• [Directions]
Print each record below character for character.

Dataset entries section start

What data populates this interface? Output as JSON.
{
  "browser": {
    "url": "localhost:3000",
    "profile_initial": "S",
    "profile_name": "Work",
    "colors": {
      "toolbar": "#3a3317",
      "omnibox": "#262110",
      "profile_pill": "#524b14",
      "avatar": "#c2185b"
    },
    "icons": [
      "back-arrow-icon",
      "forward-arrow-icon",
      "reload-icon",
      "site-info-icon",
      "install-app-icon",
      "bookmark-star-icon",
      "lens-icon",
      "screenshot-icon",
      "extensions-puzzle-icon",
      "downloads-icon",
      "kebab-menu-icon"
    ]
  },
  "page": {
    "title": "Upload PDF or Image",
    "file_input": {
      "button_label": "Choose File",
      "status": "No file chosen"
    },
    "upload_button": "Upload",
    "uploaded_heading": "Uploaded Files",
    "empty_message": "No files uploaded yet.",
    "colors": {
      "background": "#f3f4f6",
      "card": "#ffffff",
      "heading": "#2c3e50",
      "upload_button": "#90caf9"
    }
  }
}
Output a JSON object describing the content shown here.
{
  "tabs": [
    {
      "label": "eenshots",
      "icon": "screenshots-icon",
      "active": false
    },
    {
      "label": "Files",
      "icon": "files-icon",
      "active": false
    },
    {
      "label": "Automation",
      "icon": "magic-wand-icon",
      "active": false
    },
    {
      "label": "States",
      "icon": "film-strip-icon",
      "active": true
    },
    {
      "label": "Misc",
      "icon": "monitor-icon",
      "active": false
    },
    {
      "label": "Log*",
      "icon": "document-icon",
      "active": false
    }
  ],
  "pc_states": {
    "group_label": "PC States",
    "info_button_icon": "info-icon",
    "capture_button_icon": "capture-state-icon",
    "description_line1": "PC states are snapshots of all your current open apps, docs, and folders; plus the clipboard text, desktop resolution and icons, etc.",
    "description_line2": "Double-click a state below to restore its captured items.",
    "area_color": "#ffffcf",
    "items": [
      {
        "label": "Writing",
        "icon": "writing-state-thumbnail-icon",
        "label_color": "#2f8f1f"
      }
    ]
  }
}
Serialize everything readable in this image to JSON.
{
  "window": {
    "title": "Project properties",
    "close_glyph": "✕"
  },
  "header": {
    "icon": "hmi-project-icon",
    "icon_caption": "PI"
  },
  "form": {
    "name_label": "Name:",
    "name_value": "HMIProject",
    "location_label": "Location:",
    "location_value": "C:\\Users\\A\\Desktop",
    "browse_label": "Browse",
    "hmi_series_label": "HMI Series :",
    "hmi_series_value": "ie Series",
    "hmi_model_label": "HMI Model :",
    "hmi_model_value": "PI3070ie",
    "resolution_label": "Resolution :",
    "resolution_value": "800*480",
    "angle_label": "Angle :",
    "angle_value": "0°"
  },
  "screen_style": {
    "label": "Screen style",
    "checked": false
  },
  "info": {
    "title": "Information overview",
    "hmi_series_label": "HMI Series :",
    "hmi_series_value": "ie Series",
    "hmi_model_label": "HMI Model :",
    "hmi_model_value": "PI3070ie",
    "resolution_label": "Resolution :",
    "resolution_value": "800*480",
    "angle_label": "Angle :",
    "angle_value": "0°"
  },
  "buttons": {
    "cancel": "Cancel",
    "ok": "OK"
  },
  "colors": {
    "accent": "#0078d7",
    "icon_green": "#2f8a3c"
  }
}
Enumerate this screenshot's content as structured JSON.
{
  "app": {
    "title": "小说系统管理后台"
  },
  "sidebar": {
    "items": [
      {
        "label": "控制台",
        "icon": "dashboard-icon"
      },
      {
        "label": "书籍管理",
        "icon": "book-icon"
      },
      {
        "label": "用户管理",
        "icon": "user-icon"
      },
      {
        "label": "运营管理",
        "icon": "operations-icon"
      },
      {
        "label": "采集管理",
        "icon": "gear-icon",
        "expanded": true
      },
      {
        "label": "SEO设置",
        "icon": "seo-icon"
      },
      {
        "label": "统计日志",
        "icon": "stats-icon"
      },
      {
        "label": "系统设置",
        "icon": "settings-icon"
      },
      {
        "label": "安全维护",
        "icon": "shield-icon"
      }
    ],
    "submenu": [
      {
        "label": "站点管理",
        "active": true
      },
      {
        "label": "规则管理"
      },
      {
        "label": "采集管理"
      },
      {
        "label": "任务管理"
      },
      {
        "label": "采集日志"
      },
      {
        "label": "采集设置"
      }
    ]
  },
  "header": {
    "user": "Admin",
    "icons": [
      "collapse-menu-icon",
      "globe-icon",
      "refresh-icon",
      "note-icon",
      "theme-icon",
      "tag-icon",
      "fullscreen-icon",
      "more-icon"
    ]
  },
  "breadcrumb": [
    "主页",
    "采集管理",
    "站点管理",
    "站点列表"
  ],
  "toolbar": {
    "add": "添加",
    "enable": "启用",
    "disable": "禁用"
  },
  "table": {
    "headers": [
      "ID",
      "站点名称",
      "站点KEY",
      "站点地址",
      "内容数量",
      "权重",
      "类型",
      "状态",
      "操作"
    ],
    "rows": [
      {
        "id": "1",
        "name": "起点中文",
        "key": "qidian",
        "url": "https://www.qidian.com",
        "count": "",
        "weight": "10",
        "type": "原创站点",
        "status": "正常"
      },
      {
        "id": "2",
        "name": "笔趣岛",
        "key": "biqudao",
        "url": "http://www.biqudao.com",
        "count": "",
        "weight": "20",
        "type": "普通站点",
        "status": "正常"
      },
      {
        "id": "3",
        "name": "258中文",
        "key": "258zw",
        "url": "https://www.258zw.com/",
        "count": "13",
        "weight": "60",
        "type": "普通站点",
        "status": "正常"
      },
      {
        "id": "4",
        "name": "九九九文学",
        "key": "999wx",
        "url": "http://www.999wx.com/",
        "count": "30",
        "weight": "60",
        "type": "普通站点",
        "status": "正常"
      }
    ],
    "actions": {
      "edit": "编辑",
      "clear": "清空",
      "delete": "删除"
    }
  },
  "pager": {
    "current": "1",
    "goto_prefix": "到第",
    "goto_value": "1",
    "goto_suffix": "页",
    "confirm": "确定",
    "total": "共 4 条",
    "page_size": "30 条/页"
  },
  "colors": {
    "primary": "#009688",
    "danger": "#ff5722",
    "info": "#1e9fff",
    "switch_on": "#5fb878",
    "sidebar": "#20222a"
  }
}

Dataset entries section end

• [Output below]
What data populates this interface? Output as JSON.
{
  "browser": {
    "url": "localhost:3000",
    "profile_initial": "S",
    "profile_name": "Work",
    "colors": {
      "toolbar": "#3a3317",
      "omnibox": "#262110",
      "profile_pill": "#524b14",
      "avatar": "#c2185b"
    },
    "icons": [
      "back-arrow-icon",
      "forward-arrow-icon",
      "reload-icon",
      "site-info-icon",
      "install-app-icon",
      "bookmark-star-icon",
      "lens-icon",
      "screenshot-icon",
      "extensions-puzzle-icon",
      "downloads-icon",
      "kebab-menu-icon"
    ]
  },
  "page": {
    "title": "Upload PDF or Image",
    "file_input": {
      "button_label": "Choose File",
      "status": "No file chosen"
    },
    "upload_button": "Upload",
    "uploaded_heading": "Uploaded Files",
    "empty_message": "No files uploaded yet.",
    "colors": {
      "background": "#f3f4f6",
      "card": "#ffffff",
      "heading": "#2c3e50",
      "upload_button": "#90caf9"
    }
  }
}
Output a JSON object describing the content shown here.
{
  "tabs": [
    {
      "label": "eenshots",
      "icon": "screenshots-icon",
      "active": false
    },
    {
      "label": "Files",
      "icon": "files-icon",
      "active": false
    },
    {
      "label": "Automation",
      "icon": "magic-wand-icon",
      "active": false
    },
    {
      "label": "States",
      "icon": "film-strip-icon",
      "active": true
    },
    {
      "label": "Misc",
      "icon": "monitor-icon",
      "active": false
    },
    {
      "label": "Log*",
      "icon": "document-icon",
      "active": false
    }
  ],
  "pc_states": {
    "group_label": "PC States",
    "info_button_icon": "info-icon",
    "capture_button_icon": "capture-state-icon",
    "description_line1": "PC states are snapshots of all your current open apps, docs, and folders; plus the clipboard text, desktop resolution and icons, etc.",
    "description_line2": "Double-click a state below to restore its captured items.",
    "area_color": "#ffffcf",
    "items": [
      {
        "label": "Writing",
        "icon": "writing-state-thumbnail-icon",
        "label_color": "#2f8f1f"
      }
    ]
  }
}
Serialize everything readable in this image to JSON.
{
  "window": {
    "title": "Project properties",
    "close_glyph": "✕"
  },
  "header": {
    "icon": "hmi-project-icon",
    "icon_caption": "PI"
  },
  "form": {
    "name_label": "Name:",
    "name_value": "HMIProject",
    "location_label": "Location:",
    "location_value": "C:\\Users\\A\\Desktop",
    "browse_label": "Browse",
    "hmi_series_label": "HMI Series :",
    "hmi_series_value": "ie Series",
    "hmi_model_label": "HMI Model :",
    "hmi_model_value": "PI3070ie",
    "resolution_label": "Resolution :",
    "resolution_value": "800*480",
    "angle_label": "Angle :",
    "angle_value": "0°"
  },
  "screen_style": {
    "label": "Screen style",
    "checked": false
  },
  "info": {
    "title": "Information overview",
    "hmi_series_label": "HMI Series :",
    "hmi_series_value": "ie Series",
    "hmi_model_label": "HMI Model :",
    "hmi_model_value": "PI3070ie",
    "resolution_label": "Resolution :",
    "resolution_value": "800*480",
    "angle_label": "Angle :",
    "angle_value": "0°"
  },
  "buttons": {
    "cancel": "Cancel",
    "ok": "OK"
  },
  "colors": {
    "accent": "#0078d7",
    "icon_green": "#2f8a3c"
  }
}
Enumerate this screenshot's content as structured JSON.
{
  "app": {
    "title": "小说系统管理后台"
  },
  "sidebar": {
    "items": [
      {
        "label": "控制台",
        "icon": "dashboard-icon"
      },
      {
        "label": "书籍管理",
        "icon": "book-icon"
      },
      {
        "label": "用户管理",
        "icon": "user-icon"
      },
      {
        "label": "运营管理",
        "icon": "operations-icon"
      },
      {
        "label": "采集管理",
        "icon": "gear-icon",
        "expanded": true
      },
      {
        "label": "SEO设置",
        "icon": "seo-icon"
      },
      {
        "label": "统计日志",
        "icon": "stats-icon"
      },
      {
        "label": "系统设置",
        "icon": "settings-icon"
      },
      {
        "label": "安全维护",
        "icon": "shield-icon"
      }
    ],
    "submenu": [
      {
        "label": "站点管理",
        "active": true
      },
      {
        "label": "规则管理"
      },
      {
        "label": "采集管理"
      },
      {
        "label": "任务管理"
      },
      {
        "label": "采集日志"
      },
      {
        "label": "采集设置"
      }
    ]
  },
  "header": {
    "user": "Admin",
    "icons": [
      "collapse-menu-icon",
      "globe-icon",
      "refresh-icon",
      "note-icon",
      "theme-icon",
      "tag-icon",
      "fullscreen-icon",
      "more-icon"
    ]
  },
  "breadcrumb": [
    "主页",
    "采集管理",
    "站点管理",
    "站点列表"
  ],
  "toolbar": {
    "add": "添加",
    "enable": "启用",
    "disable": "禁用"
  },
  "table": {
    "headers": [
      "ID",
      "站点名称",
      "站点KEY",
      "站点地址",
      "内容数量",
      "权重",
      "类型",
      "状态",
      "操作"
    ],
    "rows": [
      {
        "id": "1",
        "name": "起点中文",
        "key": "qidian",
        "url": "https://www.qidian.com",
        "count": "",
        "weight": "10",
        "type": "原创站点",
        "status": "正常"
      },
      {
        "id": "2",
        "name": "笔趣岛",
        "key": "biqudao",
        "url": "http://www.biqudao.com",
        "count": "",
        "weight": "20",
        "type": "普通站点",
        "status": "正常"
      },
      {
        "id": "3",
        "name": "258中文",
        "key": "258zw",
        "url": "https://www.258zw.com/",
        "count": "13",
        "weight": "60",
        "type": "普通站点",
        "status": "正常"
      },
      {
        "id": "4",
        "name": "九九九文学",
        "key": "999wx",
        "url": "http://www.999wx.com/",
        "count": "30",
        "weight": "60",
        "type": "普通站点",
        "status": "正常"
      }
    ],
    "actions": {
      "edit": "编辑",
      "clear": "清空",
      "delete": "删除"
    }
  },
  "pager": {
    "current": "1",
    "goto_prefix": "到第",
    "goto_value": "1",
    "goto_suffix": "页",
    "confirm": "确定",
    "total": "共 4 条",
    "page_size": "30 条/页"
  },
  "colors": {
    "primary": "#009688",
    "danger": "#ff5722",
    "info": "#1e9fff",
    "switch_on": "#5fb878",
    "sidebar": "#20222a"
  }
}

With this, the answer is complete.